Pakistan’s Psychosis


Pakistan psychosis

In a moving reflection on the tragedy presently unfolding in Islamabad, Farrukh Khan Pitafi noted that, “The first casualty in all this is reason”. Sadly, Pitafi sahib may be eulogising something lost well before Imran Khan and Tahirul Qadri mobilised their goondas supporters. Last week, a new extensive survey of Pakistani attitudes was released that includes some startling revelations about how we perceive reality, and just how disconnected we have become from the same.

The survey, which was published with the heading, ‘A less gloomy mood in Pakistan‘ was overlooked by many amid the political chaos. Some of the results are so predictable that they’re hardly worth mentioning. Army continues to receive the highest marks at 87%, up 8 points from the already high 79% they received a year ago.

What are more noteworthy, however, are the public’s attitudes towards society’s ills and their solutions. Those who believe the economy is in good shape have more than doubled from 17% to 37%. This is particularly interesting since the interviews were conducted during a time when IMF was lowering economic growth projections for Pakistan. In fact, when people were asked about issues that had been identified as major problems only a year earlier, they were less likely to say these were still problems. For example, in 2013, 82% said public debt was a very big problem. In 2014, only 58% still thought so – a decline of 24%! Again, let us compare perception to facts. Actual debt to GDP only declined by 1%, and is still higher than it was from 2008 to 2012.

Pakistan debt to GDP

Is public debt simply more acceptable under Nawaz Sharif than under Asif Zardari? The disconnect between perception and reality is hard to explain. If beliefs about the economy are hard to understand, though, our beliefs about national security are even more inexplicable.

According to this poll, jihadi militants responsible for killing over 50,000 innocent Pakistanis are not our national security threat. India is.

When asked to rate the greatest threat facing their country – the Taliban, al Qaeda, or India – Pakistanis tend to cite their neighbor to the east: 51% believe India is the biggest threat, up from 38% in 2013. One-in-four name the Taliban and only 2% say al Qaeda.

Twice as many people believe India is a greater threat than the people actually killing us. Again, bear in mind that this survey was conducted two months before Zarb-e-Azb began, so it cannot be explained away by the public relations campaign that has accompanied Army’s anti-Taliban operations in North Waziristan.

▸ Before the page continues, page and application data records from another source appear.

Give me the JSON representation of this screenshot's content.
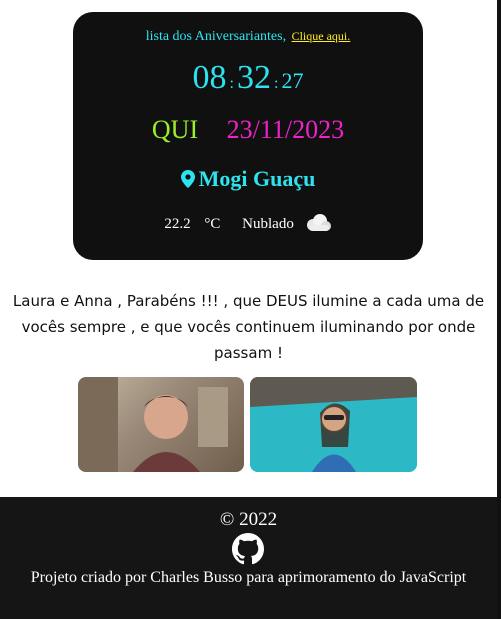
{
  "card": {
    "list_text": "lista dos Aniversariantes,",
    "list_link": "Clique aqui.",
    "clock": {
      "hours": "08",
      "sep1": ":",
      "minutes": "32",
      "sep2": ":",
      "seconds": "27"
    },
    "weekday": "QUI",
    "date": "23/11/2023",
    "city": "Mogi Guaçu",
    "temperature": "22.2",
    "unit": "°C",
    "condition": "Nublado"
  },
  "message": "Laura e Anna , Parabéns !!! , que DEUS ilumine a cada uma de vocês sempre , e que vocês continuem iluminando por onde passam !",
  "footer": {
    "copyright": "© 2022",
    "credit": "Projeto criado por Charles Busso para aprimoramento do JavaScript"
  },
  "colors": {
    "accent_cyan": "#2ee3f0",
    "day_green": "#9bef2a",
    "date_magenta": "#ee22c8",
    "link_yellow": "#ffee22"
  }
}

Yes, you say, but anti-India sentiments are embedded in our psyche from such early age that they are bound to influence our perceptions. So let us examine a third and equally as serious issue that plagues our country: Sectarianism.

According to the survey, sectarian tensions are no longer as serious a problem as they once were. Not just less serious, but 20% less! According to the survey, in early 2013, 59% people said sectarian tensions were ‘a very big problem’. This year, only 39% – a drop of 20%. Meanwhile, in the real world over the past year, sectarian violence rose to record levels.

Sectarian-related terrorist attacks in 2013

Province Number of Killed Injured Attacks
Balochistan 33 278 499
Sindh 132 215 319
Punjab 17 32 29
KP/FATA 26 133 348
Total 208 658 1,195

In the field of psychology, ‘psychosis’ is a generic term used to describe a loss of contact with reality. Usually, this term refers to an individual. But what do we say when an entire nation loses contact with reality? And, more importantly, how do we begin to heal?


Author: Mahmood Adeel